  20. Terjung RL, Winder WW (1975) Exercise and thyroid function. Med Sci Sports 7: 20–26PubMedGoogle Scholar
  21. Theilade P, Hansen JM, Skovsted L, Kampmann JP (1979) Effect of exercise on thyroid parameters and on metabolic clearance rate of antipyrine in man. Acta Endocrinol (Kbh) (Copenh) 92: 271–276Google Scholar
  22. Vagenakis AG, Burger A, Portnay GI, Rudolph M, O'Brian JT, Azizi F, Arky RA, Nicod P, Ingbar SH, Braverman LE (1975) Diversion of peripheral thyroxine metabolism from activating to inactivating pathways during complete fasting. J Clin Endocrinol Metab 41: 191–194PubMedCrossRefGoogle Scholar
  23. Winder WW, Hickson RC, Hagberg JM, Ehsani AA, McLane JA (1979) Training-induced changes in hormonal and metabolic responses to submaximal exercise. J Appl Physiol 46: 766–771PubMedGoogle Scholar

Copyright information

© Springer-Verlag 1981

Authors and Affiliations

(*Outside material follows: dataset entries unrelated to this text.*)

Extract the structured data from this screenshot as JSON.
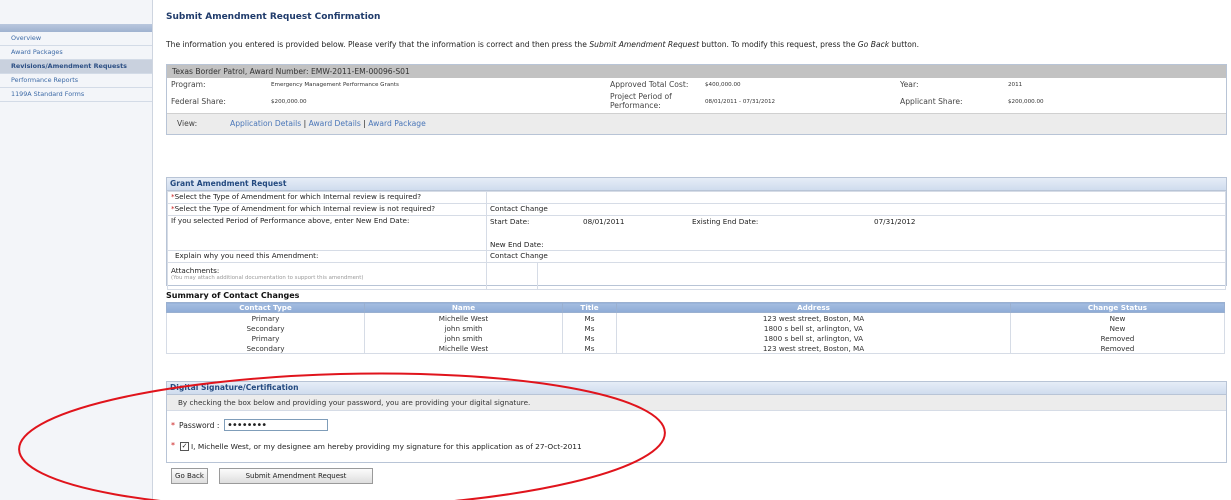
{
  "sidebar": {
    "items": [
      {
        "label": "Overview",
        "active": false
      },
      {
        "label": "Award Packages",
        "active": false
      },
      {
        "label": "Revisions/Amendment Requests",
        "active": true
      },
      {
        "label": "Performance Reports",
        "active": false
      },
      {
        "label": "1199A Standard Forms",
        "active": false
      }
    ]
  },
  "page": {
    "title": "Submit Amendment Request Confirmation",
    "intro_1": "The information you entered is provided below. Please verify that the information is correct and then press the ",
    "intro_submit": "Submit Amendment Request",
    "intro_2": " button. To modify this request, press the ",
    "intro_goback": "Go Back",
    "intro_3": " button."
  },
  "award": {
    "header": "Texas Border Patrol, Award Number: EMW-2011-EM-00096-S01",
    "program_label": "Program:",
    "program_value": "Emergency Management Performance Grants",
    "approved_label": "Approved Total Cost:",
    "approved_value": "$400,000.00",
    "year_label": "Year:",
    "year_value": "2011",
    "federal_label": "Federal Share:",
    "federal_value": "$200,000.00",
    "period_label_1": "Project Period of",
    "period_label_2": "Performance:",
    "period_value": "08/01/2011 - 07/31/2012",
    "applicant_label": "Applicant Share:",
    "applicant_value": "$200,000.00",
    "view_label": "View:",
    "view_links": [
      "Application Details",
      "Award Details",
      "Award Package"
    ],
    "sep": "|"
  },
  "grant": {
    "header": "Grant Amendment Request",
    "row1_label": "Select the Type of Amendment for which Internal review is required?",
    "row1_value": "",
    "row2_label": "Select the Type of Amendment for which Internal review is not required?",
    "row2_value": "Contact Change",
    "row3_label": "If you selected Period of Performance above, enter New End Date:",
    "start_label": "Start Date:",
    "start_value": "08/01/2011",
    "existing_label": "Existing End Date:",
    "existing_value": "07/31/2012",
    "new_end_label": "New End Date:",
    "explain_label": "Explain why you need this Amendment:",
    "explain_value": "Contact Change",
    "attach_label": "Attachments:",
    "attach_note": "(You may attach additional documentation to support this amendment)"
  },
  "summary": {
    "title": "Summary of Contact Changes",
    "columns": [
      "Contact Type",
      "Name",
      "Title",
      "Address",
      "Change Status"
    ],
    "rows": [
      [
        "Primary",
        "Michelle West",
        "Ms",
        "123 west street, Boston, MA",
        "New"
      ],
      [
        "Secondary",
        "john smith",
        "Ms",
        "1800 s bell st, arlington, VA",
        "New"
      ],
      [
        "Primary",
        "john smith",
        "Ms",
        "1800 s bell st, arlington, VA",
        "Removed"
      ],
      [
        "Secondary",
        "Michelle West",
        "Ms",
        "123 west street, Boston, MA",
        "Removed"
      ]
    ]
  },
  "signature": {
    "header": "Digital Signature/Certification",
    "instruction": "By checking the box below and providing your password, you are providing your digital signature.",
    "password_label": "Password :",
    "password_value": "••••••••",
    "checkbox_checked": true,
    "statement": "I, Michelle West, or my designee am hereby providing my signature for this application as of 27-Oct-2011"
  },
  "buttons": {
    "go_back": "Go Back",
    "submit": "Submit Amendment Request"
  },
  "annotation": {
    "color": "#e0141c"
  }
}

  • B. N. Premachandra
    • 1
  • W. W. Winder
    • 1
  • R. Hickson
    • 1
  • S. Lang
    • 1
  • J. O. Holloszy
    • 1
  1. 1.Veterans Administration Medical Center, Jefferson Barracks, and Departments of Physiology and Preventive MedicineWashington University School of MedicineSt. LouisUSA

Personalised recommendations